### Work required
Every line that contains "person" must be located and copied from the data.

### Extracted material
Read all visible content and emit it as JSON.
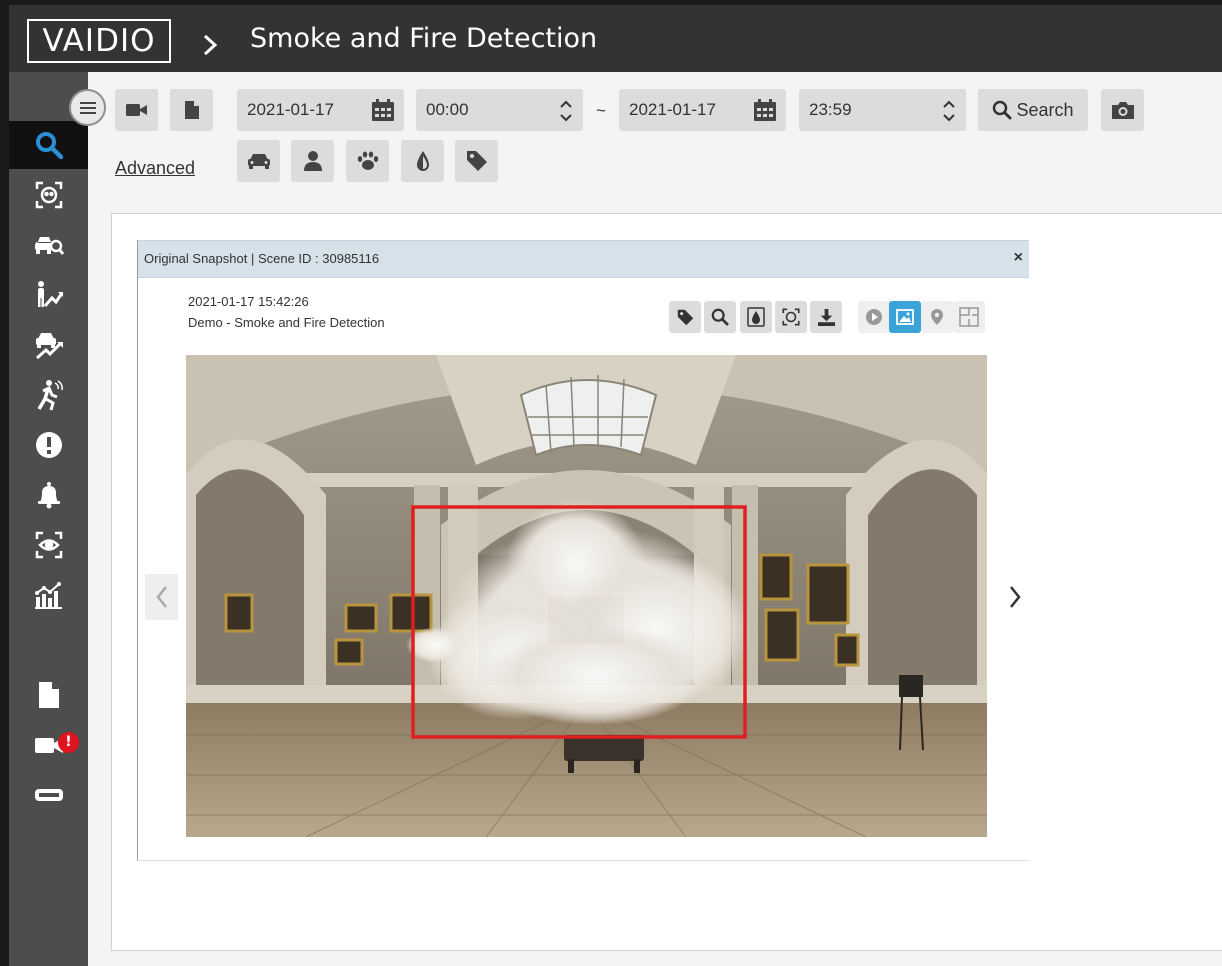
{
  "header": {
    "logo_text": "VAIDIO",
    "page_title": "Smoke and Fire Detection"
  },
  "sidebar": {
    "items": [
      {
        "icon": "search-icon",
        "active": true
      },
      {
        "icon": "face-recognition-icon"
      },
      {
        "icon": "vehicle-search-icon"
      },
      {
        "icon": "person-analytics-icon"
      },
      {
        "icon": "vehicle-analytics-icon"
      },
      {
        "icon": "running-person-icon"
      },
      {
        "icon": "alert-icon"
      },
      {
        "icon": "bell-icon"
      },
      {
        "icon": "eye-scan-icon"
      },
      {
        "icon": "chart-icon"
      },
      {
        "icon": "document-icon"
      },
      {
        "icon": "camera-icon"
      },
      {
        "icon": "storage-icon"
      }
    ],
    "camera_badge": "!"
  },
  "toolbar": {
    "start_date": "2021-01-17",
    "start_time": "00:00",
    "range_separator": "~",
    "end_date": "2021-01-17",
    "end_time": "23:59",
    "search_label": "Search",
    "advanced_label": "Advanced",
    "filters": [
      "car-icon",
      "person-icon",
      "paw-icon",
      "drop-icon",
      "tag-icon"
    ]
  },
  "snapshot": {
    "title": "Original Snapshot | Scene ID : 30985116",
    "close": "×",
    "timestamp": "2021-01-17 15:42:26",
    "camera": "Demo",
    "source_separator": " - ",
    "detection": "Smoke and Fire Detection",
    "actions": [
      "tag-icon",
      "zoom-icon",
      "smoke-icon",
      "face-icon",
      "download-icon"
    ],
    "view_modes": [
      "play-icon",
      "image-icon",
      "location-icon",
      "floorplan-icon"
    ],
    "selected_view": "image-icon"
  },
  "colors": {
    "header_bg": "#333333",
    "sidebar_bg": "#4d4d4d",
    "active_icon": "#2a8fd6",
    "selected_view": "#3ba3d8",
    "detection_box": "#e02020"
  }
}
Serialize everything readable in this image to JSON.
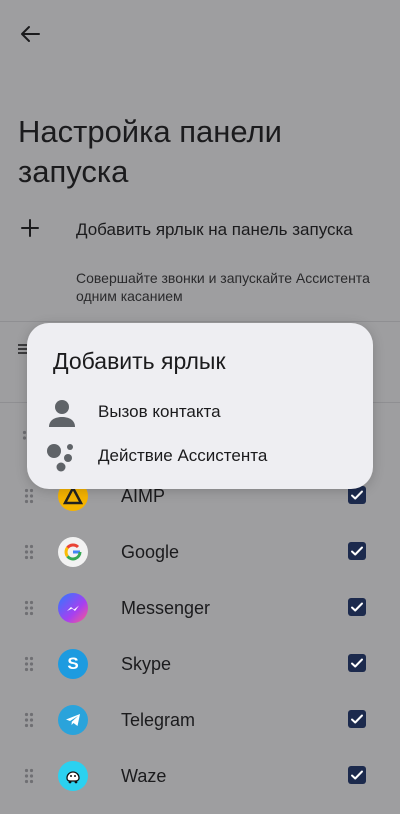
{
  "header": {
    "back_icon": "arrow-back-icon",
    "title": "Настройка панели запуска"
  },
  "add_shortcut": {
    "title": "Добавить ярлык на панель запуска",
    "description": "Совершайте звонки и запускайте Ассистента одним касанием",
    "icon": "plus-icon"
  },
  "apps": [
    {
      "label": "AIMP",
      "checked": true,
      "icon": "aimp-icon"
    },
    {
      "label": "Google",
      "checked": true,
      "icon": "google-icon"
    },
    {
      "label": "Messenger",
      "checked": true,
      "icon": "messenger-icon"
    },
    {
      "label": "Skype",
      "checked": true,
      "icon": "skype-icon"
    },
    {
      "label": "Telegram",
      "checked": true,
      "icon": "telegram-icon"
    },
    {
      "label": "Waze",
      "checked": true,
      "icon": "waze-icon"
    }
  ],
  "dialog": {
    "title": "Добавить ярлык",
    "items": [
      {
        "label": "Вызов контакта",
        "icon": "person-icon"
      },
      {
        "label": "Действие Ассистента",
        "icon": "assistant-icon"
      }
    ]
  },
  "colors": {
    "scrim_background": "#9e9ea0",
    "dialog_background": "#eeeef2",
    "checkbox": "#1c2a4d",
    "text": "#1b1b1d"
  }
}
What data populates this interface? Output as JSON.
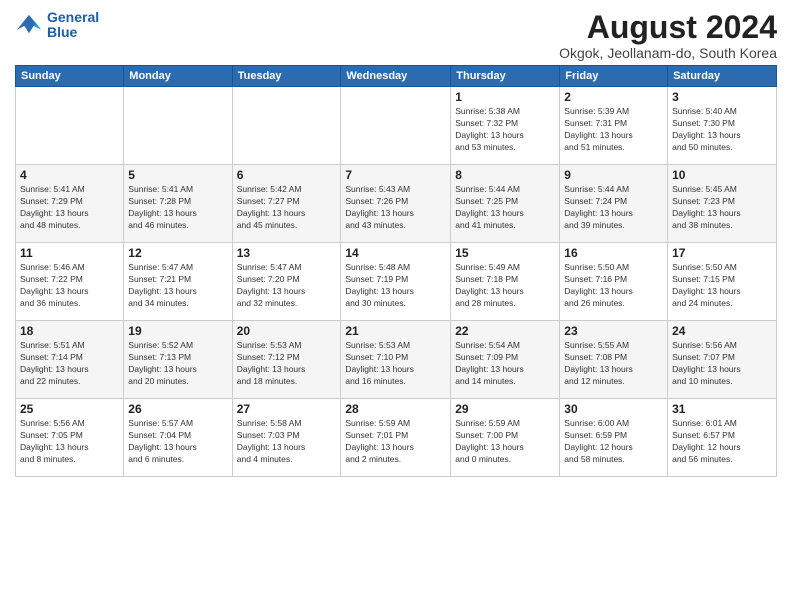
{
  "header": {
    "logo_line1": "General",
    "logo_line2": "Blue",
    "month_year": "August 2024",
    "location": "Okgok, Jeollanam-do, South Korea"
  },
  "weekdays": [
    "Sunday",
    "Monday",
    "Tuesday",
    "Wednesday",
    "Thursday",
    "Friday",
    "Saturday"
  ],
  "weeks": [
    [
      {
        "day": "",
        "info": ""
      },
      {
        "day": "",
        "info": ""
      },
      {
        "day": "",
        "info": ""
      },
      {
        "day": "",
        "info": ""
      },
      {
        "day": "1",
        "info": "Sunrise: 5:38 AM\nSunset: 7:32 PM\nDaylight: 13 hours\nand 53 minutes."
      },
      {
        "day": "2",
        "info": "Sunrise: 5:39 AM\nSunset: 7:31 PM\nDaylight: 13 hours\nand 51 minutes."
      },
      {
        "day": "3",
        "info": "Sunrise: 5:40 AM\nSunset: 7:30 PM\nDaylight: 13 hours\nand 50 minutes."
      }
    ],
    [
      {
        "day": "4",
        "info": "Sunrise: 5:41 AM\nSunset: 7:29 PM\nDaylight: 13 hours\nand 48 minutes."
      },
      {
        "day": "5",
        "info": "Sunrise: 5:41 AM\nSunset: 7:28 PM\nDaylight: 13 hours\nand 46 minutes."
      },
      {
        "day": "6",
        "info": "Sunrise: 5:42 AM\nSunset: 7:27 PM\nDaylight: 13 hours\nand 45 minutes."
      },
      {
        "day": "7",
        "info": "Sunrise: 5:43 AM\nSunset: 7:26 PM\nDaylight: 13 hours\nand 43 minutes."
      },
      {
        "day": "8",
        "info": "Sunrise: 5:44 AM\nSunset: 7:25 PM\nDaylight: 13 hours\nand 41 minutes."
      },
      {
        "day": "9",
        "info": "Sunrise: 5:44 AM\nSunset: 7:24 PM\nDaylight: 13 hours\nand 39 minutes."
      },
      {
        "day": "10",
        "info": "Sunrise: 5:45 AM\nSunset: 7:23 PM\nDaylight: 13 hours\nand 38 minutes."
      }
    ],
    [
      {
        "day": "11",
        "info": "Sunrise: 5:46 AM\nSunset: 7:22 PM\nDaylight: 13 hours\nand 36 minutes."
      },
      {
        "day": "12",
        "info": "Sunrise: 5:47 AM\nSunset: 7:21 PM\nDaylight: 13 hours\nand 34 minutes."
      },
      {
        "day": "13",
        "info": "Sunrise: 5:47 AM\nSunset: 7:20 PM\nDaylight: 13 hours\nand 32 minutes."
      },
      {
        "day": "14",
        "info": "Sunrise: 5:48 AM\nSunset: 7:19 PM\nDaylight: 13 hours\nand 30 minutes."
      },
      {
        "day": "15",
        "info": "Sunrise: 5:49 AM\nSunset: 7:18 PM\nDaylight: 13 hours\nand 28 minutes."
      },
      {
        "day": "16",
        "info": "Sunrise: 5:50 AM\nSunset: 7:16 PM\nDaylight: 13 hours\nand 26 minutes."
      },
      {
        "day": "17",
        "info": "Sunrise: 5:50 AM\nSunset: 7:15 PM\nDaylight: 13 hours\nand 24 minutes."
      }
    ],
    [
      {
        "day": "18",
        "info": "Sunrise: 5:51 AM\nSunset: 7:14 PM\nDaylight: 13 hours\nand 22 minutes."
      },
      {
        "day": "19",
        "info": "Sunrise: 5:52 AM\nSunset: 7:13 PM\nDaylight: 13 hours\nand 20 minutes."
      },
      {
        "day": "20",
        "info": "Sunrise: 5:53 AM\nSunset: 7:12 PM\nDaylight: 13 hours\nand 18 minutes."
      },
      {
        "day": "21",
        "info": "Sunrise: 5:53 AM\nSunset: 7:10 PM\nDaylight: 13 hours\nand 16 minutes."
      },
      {
        "day": "22",
        "info": "Sunrise: 5:54 AM\nSunset: 7:09 PM\nDaylight: 13 hours\nand 14 minutes."
      },
      {
        "day": "23",
        "info": "Sunrise: 5:55 AM\nSunset: 7:08 PM\nDaylight: 13 hours\nand 12 minutes."
      },
      {
        "day": "24",
        "info": "Sunrise: 5:56 AM\nSunset: 7:07 PM\nDaylight: 13 hours\nand 10 minutes."
      }
    ],
    [
      {
        "day": "25",
        "info": "Sunrise: 5:56 AM\nSunset: 7:05 PM\nDaylight: 13 hours\nand 8 minutes."
      },
      {
        "day": "26",
        "info": "Sunrise: 5:57 AM\nSunset: 7:04 PM\nDaylight: 13 hours\nand 6 minutes."
      },
      {
        "day": "27",
        "info": "Sunrise: 5:58 AM\nSunset: 7:03 PM\nDaylight: 13 hours\nand 4 minutes."
      },
      {
        "day": "28",
        "info": "Sunrise: 5:59 AM\nSunset: 7:01 PM\nDaylight: 13 hours\nand 2 minutes."
      },
      {
        "day": "29",
        "info": "Sunrise: 5:59 AM\nSunset: 7:00 PM\nDaylight: 13 hours\nand 0 minutes."
      },
      {
        "day": "30",
        "info": "Sunrise: 6:00 AM\nSunset: 6:59 PM\nDaylight: 12 hours\nand 58 minutes."
      },
      {
        "day": "31",
        "info": "Sunrise: 6:01 AM\nSunset: 6:57 PM\nDaylight: 12 hours\nand 56 minutes."
      }
    ]
  ]
}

### Answer space
        "icon": "person-analytics-icon"
        "icon": "running-person-icon"
      "person-icon",
        "icon": "person-icon"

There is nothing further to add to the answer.